before Alexander the Great landed on the borders of India and Indian cloth
(chira or Saree) was a wonder to Greek eyes. In fact, Herodotus and other
ancient western historians thought there were cloth-growing trees in India!
Raja Raviverma, the distinguished painter of 19th century, toured the entire
sub-continent in search of the ideal female-wear. He wanted the best dress
for the various goddesses he was asked and commissioned to paint. He selected
the a yard Saree which drapes the body beautifully at the same time exhibiting
contours of female anatomy--bust, waist, hips. Most of the female deities
he painted are in this style.
Woman Wearing SareeFrom a Wall Painting in Lepakshi in Andhra Pradesh14th
An old or worn-out Saree is equally utilitarian. Grandmothers used to stitch
quilts folding soft and worn-out Sarees and putting bright new cloth on cover,
for children which kept them warm. Worn-out thicker Sarees were used as bed
covers or blankets in the cradle (as the babies wetted it frequently). For
village women, folds of Sarees serve as pouches, bags and haversack to carry
grocery and at times babies as well. Some used to make a stand-by cradle out
of Saree length for the baby. Tying the ends to a nearby tree. White Sarees

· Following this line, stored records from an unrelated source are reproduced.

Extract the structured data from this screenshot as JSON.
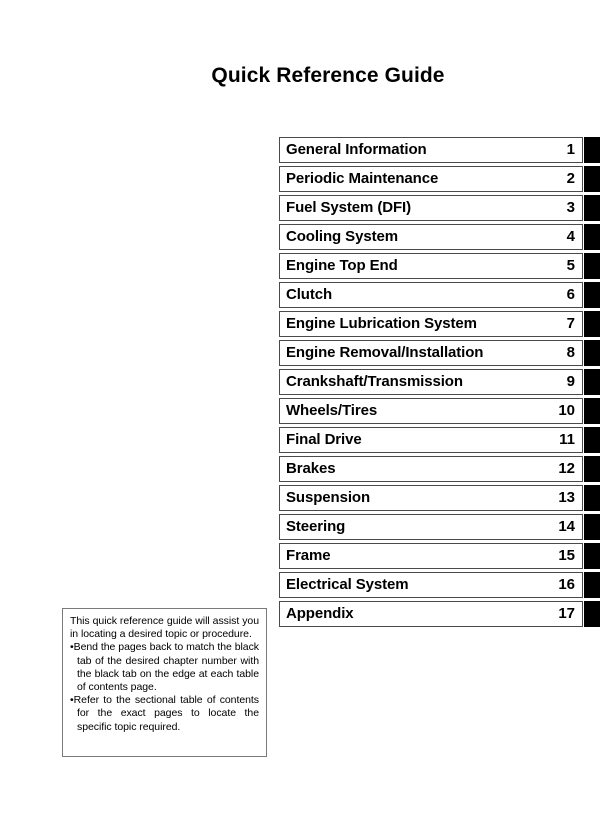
{
  "page": {
    "title": "Quick Reference Guide",
    "background_color": "#ffffff",
    "text_color": "#000000",
    "tab_color": "#000000"
  },
  "toc": {
    "rows": [
      {
        "label": "General Information",
        "number": "1"
      },
      {
        "label": "Periodic Maintenance",
        "number": "2"
      },
      {
        "label": "Fuel System (DFI)",
        "number": "3"
      },
      {
        "label": "Cooling System",
        "number": "4"
      },
      {
        "label": "Engine Top End",
        "number": "5"
      },
      {
        "label": "Clutch",
        "number": "6"
      },
      {
        "label": "Engine Lubrication System",
        "number": "7"
      },
      {
        "label": "Engine Removal/Installation",
        "number": "8"
      },
      {
        "label": "Crankshaft/Transmission",
        "number": "9"
      },
      {
        "label": "Wheels/Tires",
        "number": "10"
      },
      {
        "label": "Final Drive",
        "number": "11"
      },
      {
        "label": "Brakes",
        "number": "12"
      },
      {
        "label": "Suspension",
        "number": "13"
      },
      {
        "label": "Steering",
        "number": "14"
      },
      {
        "label": "Frame",
        "number": "15"
      },
      {
        "label": "Electrical System",
        "number": "16"
      },
      {
        "label": "Appendix",
        "number": "17"
      }
    ]
  },
  "note": {
    "intro": "This quick reference guide will assist you in locating a desired topic or procedure.",
    "bullets": [
      "Bend the pages back to match the black tab of the desired chapter number with the black tab on the edge at each table of contents page.",
      "Refer to the sectional table of contents for the exact pages to locate the specific topic required."
    ],
    "bullet_glyph": "•"
  }
}
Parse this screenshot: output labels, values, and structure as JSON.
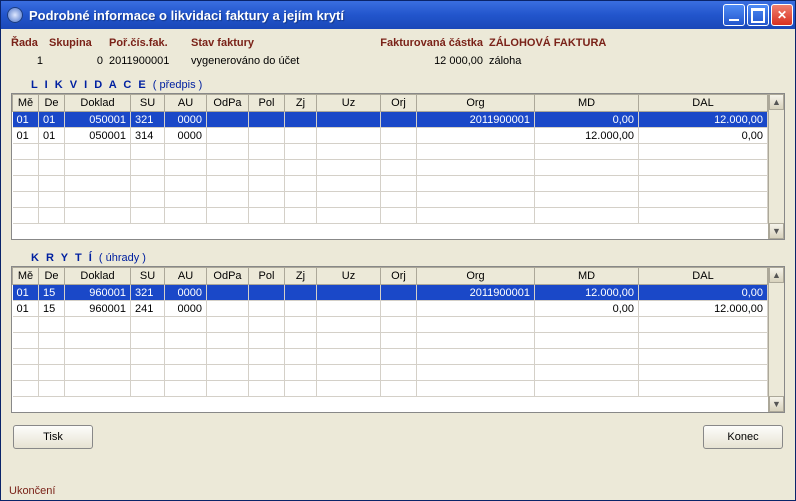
{
  "window": {
    "title": "Podrobné informace o likvidaci faktury a jejím krytí"
  },
  "header": {
    "labels": {
      "rada": "Řada",
      "skupina": "Skupina",
      "por": "Poř.čís.fak.",
      "stav": "Stav faktury",
      "castka": "Fakturovaná částka",
      "zaloha": "ZÁLOHOVÁ FAKTURA"
    },
    "values": {
      "rada": "1",
      "skupina": "0",
      "por": "2011900001",
      "stav": "vygenerováno do účet",
      "castka": "12 000,00",
      "zaloha": "záloha"
    }
  },
  "sections": {
    "likvidace": {
      "title": "L I K V I D A C E",
      "sub": "( předpis )"
    },
    "kryti": {
      "title": "K R  Y T Í",
      "sub": "( úhrady )"
    }
  },
  "columns": {
    "me": "Mě",
    "de": "De",
    "doklad": "Doklad",
    "su": "SU",
    "au": "AU",
    "odpa": "OdPa",
    "pol": "Pol",
    "zj": "Zj",
    "uz": "Uz",
    "orj": "Orj",
    "org": "Org",
    "md": "MD",
    "dal": "DAL"
  },
  "likvidace_rows": [
    {
      "me": "01",
      "de": "01",
      "doklad": "050001",
      "su": "321",
      "au": "0000",
      "odpa": "",
      "pol": "",
      "zj": "",
      "uz": "",
      "orj": "",
      "org": "2011900001",
      "md": "0,00",
      "dal": "12.000,00"
    },
    {
      "me": "01",
      "de": "01",
      "doklad": "050001",
      "su": "314",
      "au": "0000",
      "odpa": "",
      "pol": "",
      "zj": "",
      "uz": "",
      "orj": "",
      "org": "",
      "md": "12.000,00",
      "dal": "0,00"
    }
  ],
  "kryti_rows": [
    {
      "me": "01",
      "de": "15",
      "doklad": "960001",
      "su": "321",
      "au": "0000",
      "odpa": "",
      "pol": "",
      "zj": "",
      "uz": "",
      "orj": "",
      "org": "2011900001",
      "md": "12.000,00",
      "dal": "0,00"
    },
    {
      "me": "01",
      "de": "15",
      "doklad": "960001",
      "su": "241",
      "au": "0000",
      "odpa": "",
      "pol": "",
      "zj": "",
      "uz": "",
      "orj": "",
      "org": "",
      "md": "0,00",
      "dal": "12.000,00"
    }
  ],
  "buttons": {
    "tisk": "Tisk",
    "konec": "Konec"
  },
  "status": "Ukončení"
}
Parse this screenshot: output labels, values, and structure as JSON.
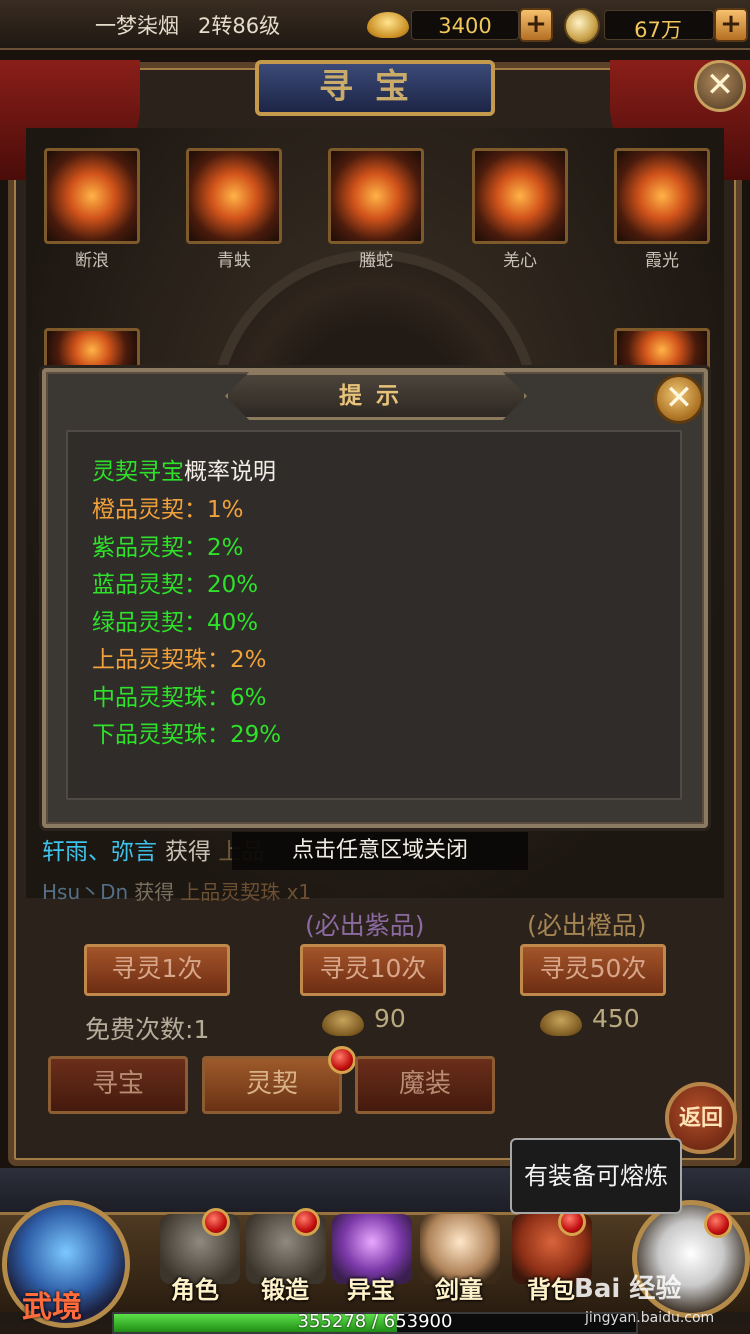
{
  "top": {
    "player_name": "一梦柒烟",
    "level": "2转86级",
    "gold": "3400",
    "coins": "67万"
  },
  "title": "寻宝",
  "slots": [
    {
      "label": "断浪"
    },
    {
      "label": "青蚨"
    },
    {
      "label": "螣蛇"
    },
    {
      "label": "羌心"
    },
    {
      "label": "霞光"
    }
  ],
  "log": {
    "line1_who": "轩雨、弥言",
    "line1_got": "获得",
    "line1_item": "上品",
    "line2_who": "Hsu丶Dn",
    "line2_got": "获得",
    "line2_item": "上品灵契珠 x1"
  },
  "toast": "点击任意区域关闭",
  "buttons": {
    "hint_10": "(必出紫品)",
    "hint_50": "(必出橙品)",
    "seek_1": "寻灵1次",
    "seek_10": "寻灵10次",
    "seek_50": "寻灵50次",
    "free_label": "免费次数:",
    "free_count": "1",
    "cost_10": "90",
    "cost_50": "450"
  },
  "tabs": [
    "寻宝",
    "灵契",
    "魔装"
  ],
  "return_label": "返回",
  "bubble": "有装备可熔炼",
  "nav": {
    "wujing": "武境",
    "items": [
      "角色",
      "锻造",
      "异宝",
      "剑童",
      "背包"
    ]
  },
  "exp": {
    "text": "355278 / 653900",
    "fraction": 0.543
  },
  "watermark": {
    "main": "Bai 经验",
    "sub": "jingyan.baidu.com"
  },
  "dialog": {
    "title": "提示",
    "heading_green": "灵契寻宝",
    "heading_white": "概率说明",
    "rows": [
      {
        "text": "橙品灵契：1%",
        "color": "orange"
      },
      {
        "text": "紫品灵契：2%",
        "color": "green"
      },
      {
        "text": "蓝品灵契：20%",
        "color": "green"
      },
      {
        "text": "绿品灵契：40%",
        "color": "green"
      },
      {
        "text": "上品灵契珠：2%",
        "color": "orange"
      },
      {
        "text": "中品灵契珠：6%",
        "color": "green"
      },
      {
        "text": "下品灵契珠：29%",
        "color": "green"
      }
    ]
  },
  "colors": {
    "green_text": "#2ee22a",
    "orange_text": "#f2a13b",
    "gold_value": "#f2c85b"
  }
}
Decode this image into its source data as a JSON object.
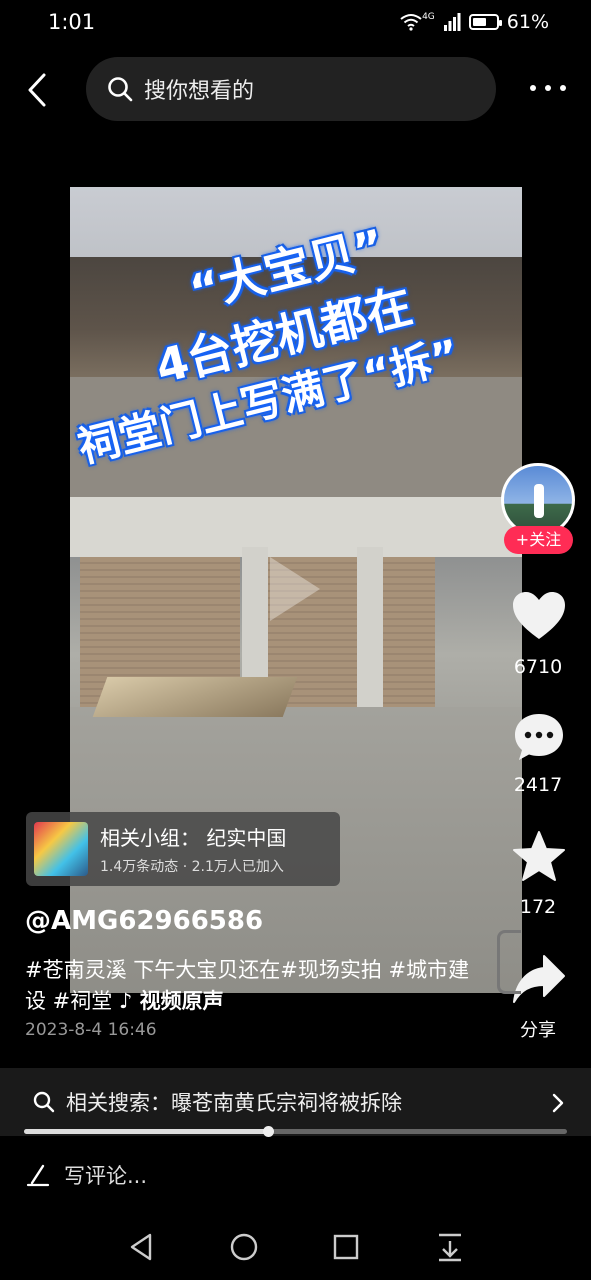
{
  "status": {
    "time": "1:01",
    "network": "4G",
    "battery": "61%",
    "battery_level": 0.61
  },
  "search": {
    "placeholder": "搜你想看的"
  },
  "video": {
    "overlay_lines": [
      "“大宝贝”",
      "4台挖机都在",
      "祠堂门上写满了“拆”"
    ]
  },
  "actions": {
    "follow_label": "+关注",
    "likes": "6710",
    "comments": "2417",
    "favorites": "172",
    "share_label": "分享"
  },
  "group": {
    "title": "相关小组：  纪实中国",
    "subtitle": "1.4万条动态 · 2.1万人已加入"
  },
  "author": "@AMG62966586",
  "caption": {
    "text": "#苍南灵溪 下午大宝贝还在#现场实拍 #城市建设 #祠堂",
    "music": "♪ 视频原声"
  },
  "date": "2023-8-4 16:46",
  "related": {
    "label": "相关搜索：曝苍南黄氏宗祠将被拆除"
  },
  "progress": {
    "fraction": 0.45
  },
  "comment_input": {
    "placeholder": "写评论..."
  },
  "icons": [
    "back-icon",
    "search-icon",
    "more-icon",
    "heart-icon",
    "comment-icon",
    "star-icon",
    "share-icon",
    "chevron-right-icon",
    "pen-icon",
    "nav-back-icon",
    "nav-home-icon",
    "nav-recents-icon",
    "nav-menu-icon"
  ]
}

could be turned into towels, napkins, diapers etc., even after they are worn
Dhoti is an abridged version of the Saree sans pallu (the throw of the Saree).
Many Hero-stones (memorials for dead heroes) show the dhoti worn like breeches
or shorts with Veeragachche; dagger and other weapons
were tucked in dhoti folds.
With globalization, the dress of Indians is also getting westernized. But
being most utilitarian, and multi-purpose Saree is still reigning in rural
India and for all rituals and ceremonials it shines supreme to this day. Colorful
Sarees are worn as pugrees, turbans and tribals haunt invariably women's Sarees
in dances. Yakshagana dancers wear Saree designed clothes.